Friday, December 8, 2006

More than the LifeWay building

#19 Love & Thunder - Andrew Peterson

Greetings all. Took a bit of a hiatus dealing with a family emergency (dad) but all is well, and yes Brandon, he's still rockin' the 'stache. Much love to all the Dads out there rockin' the state trooper, porn star, bandito 'stache.

My Christmas present to my parents this year was to take them to the 12/6 show at the Ryman - Andrew Peterson's "Behold the Lamb of God," a full three hours of independent, un-hyped Nashville singer-songwriters, who happen to be Christians, or as we say in Tennessee (as most of you know) Chreesh-chin.

The first couple of hours are filled with original material from the likes of Derek Webb, Sandra McCracken, and others. The final hour is Andy P's concept album (Behold the Lamb of God) that narrates the birth of Christ, and it is the finest Christmas performance I've seen. He always pulls a special guest or two. Year's past have featured Allison Krauss, Mindy Smith, Phil Keaggy, Peirce Pettis, etc., This is my second year, and I would recommend a listen at

http://www.andrew-peterson.com/

Love & Thunder shows Peterson's folk, country, and bluegrass roots, his love for the Old Testament (Canaan Bound and Pillar of Fire), prophetic tradition (After the Last Tear Falls), and just regular life (Let there be Light and Family Man).

The other hallmark of an Andy P. record is his unflinching handling of death and grief. This bit of "The Silence of God" is classic Peterson, referencing Merton's Gethsemane:

There's a statue of Jesus on a monastery knoll
In the hills of Kentucky, all quiet and cold
And He's kneeling in the garden, as silent as a Stone
All His friends are sleeping and He's weeping all alone

And the man of all sorrows, he never forgot
What sorrow is carried by the hearts that he bought
So when the questions dissolve into the silence of God
The aching may remain, but the breaking does not
The aching may remain, but the breaking does not
In the holy, lonesome echo of the silence of God


All I know is that Michael W. Smith never talked about grief, war, politics, or well, anything important. I hope more kids find Andrew Peterson than whatever LifeWay happens to be pumping out at the moment. They might have a chance if they do.

6 comments:

Big Cougar said...

Are you insinuating that "Cross of Gold" isn't a solid Marxist critique of the glorification of religious iconography? Or that "Go West Young Man" isn't a devastating critique of Great Awakening-fueled American expansionism at the expense of Native American cultures? Because if you are, you couldn't be more right.

Sean B said...

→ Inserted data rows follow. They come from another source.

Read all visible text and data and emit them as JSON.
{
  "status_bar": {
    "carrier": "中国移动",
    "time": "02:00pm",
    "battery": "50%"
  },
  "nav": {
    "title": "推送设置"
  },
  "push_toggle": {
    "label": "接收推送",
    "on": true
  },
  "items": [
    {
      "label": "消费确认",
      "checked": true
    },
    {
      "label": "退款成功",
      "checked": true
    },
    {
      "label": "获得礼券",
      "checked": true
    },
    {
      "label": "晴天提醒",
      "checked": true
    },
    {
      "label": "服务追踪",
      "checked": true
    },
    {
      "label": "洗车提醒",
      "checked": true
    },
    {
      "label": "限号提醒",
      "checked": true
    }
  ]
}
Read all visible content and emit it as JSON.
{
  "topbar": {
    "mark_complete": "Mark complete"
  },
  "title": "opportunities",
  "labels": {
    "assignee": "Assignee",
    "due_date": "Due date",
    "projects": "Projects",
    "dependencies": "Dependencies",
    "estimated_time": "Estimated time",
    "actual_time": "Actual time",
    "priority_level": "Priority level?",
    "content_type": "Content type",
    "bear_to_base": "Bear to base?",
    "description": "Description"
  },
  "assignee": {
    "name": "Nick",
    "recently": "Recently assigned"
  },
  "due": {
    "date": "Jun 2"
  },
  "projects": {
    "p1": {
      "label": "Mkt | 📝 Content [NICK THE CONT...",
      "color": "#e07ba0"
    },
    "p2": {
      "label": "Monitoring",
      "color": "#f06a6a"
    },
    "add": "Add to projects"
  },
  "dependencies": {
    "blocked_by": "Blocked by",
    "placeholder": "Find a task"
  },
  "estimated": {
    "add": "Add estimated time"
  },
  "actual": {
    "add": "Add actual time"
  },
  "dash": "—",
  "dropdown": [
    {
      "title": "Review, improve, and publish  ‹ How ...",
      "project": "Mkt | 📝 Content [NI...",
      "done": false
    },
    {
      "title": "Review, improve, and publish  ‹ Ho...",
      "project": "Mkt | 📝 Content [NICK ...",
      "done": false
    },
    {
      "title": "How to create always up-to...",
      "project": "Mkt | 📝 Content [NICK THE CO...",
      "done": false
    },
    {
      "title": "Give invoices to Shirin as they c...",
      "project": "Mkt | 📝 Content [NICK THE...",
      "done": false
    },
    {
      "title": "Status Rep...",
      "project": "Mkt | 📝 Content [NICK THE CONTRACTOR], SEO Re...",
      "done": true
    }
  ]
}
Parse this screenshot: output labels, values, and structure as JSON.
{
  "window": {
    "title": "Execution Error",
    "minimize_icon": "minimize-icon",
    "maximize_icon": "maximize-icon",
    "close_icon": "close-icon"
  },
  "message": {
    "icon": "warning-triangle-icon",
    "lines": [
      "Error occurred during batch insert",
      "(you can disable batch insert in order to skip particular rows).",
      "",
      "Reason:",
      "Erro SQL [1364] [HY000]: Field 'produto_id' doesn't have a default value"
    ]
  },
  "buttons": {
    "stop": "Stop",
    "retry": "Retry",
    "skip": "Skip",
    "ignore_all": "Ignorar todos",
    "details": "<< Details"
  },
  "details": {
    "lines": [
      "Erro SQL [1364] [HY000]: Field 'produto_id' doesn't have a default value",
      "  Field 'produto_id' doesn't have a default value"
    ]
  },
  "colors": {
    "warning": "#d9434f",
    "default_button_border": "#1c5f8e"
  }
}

That was probably the best unironic yet persusasive recommendation of Christian music I've ever seen (and I read most of "Body Piercing Saved My Life." That guy was just trying too hard.)

That being said, here's some life wisdom for you - Perhaps the day you truly becomes a man is when you wake up one day and see that 'stache staring back at you in the mirror. oh, also when you have a double mortgage.

jphillip said...

Sean,

I've joined the beard club this winter. I must say that I'm dead-sexy, too. As a long-time beard-wearer have you ever considered "going stache"?

saucerocket said...

Nice selection. Although I've never listened to this album, I really enjoy the music of Andrew Peterson. He played at our church last year, and my wife and I loved it. One of the highlights: he did a song while playing a guitar made out of an armadillo.

::also working on a Decembeard.

Sean B said...

On Halloween, 2004, I dressed as a cowboy-type, complete with the beard shaved down to a handlebar. We went to a party the night before Halloween, and all day Halloween, before that night's festivities, I couldn't bring myself to leave the house, lest someone see my face in that condition. I even avoided mirrors.

Country Roads said...

a fellow bearded friend here- i really liked your review. i visited his website and just ordered a couple albums for christmas presents for people.
thanks for the tip.
jason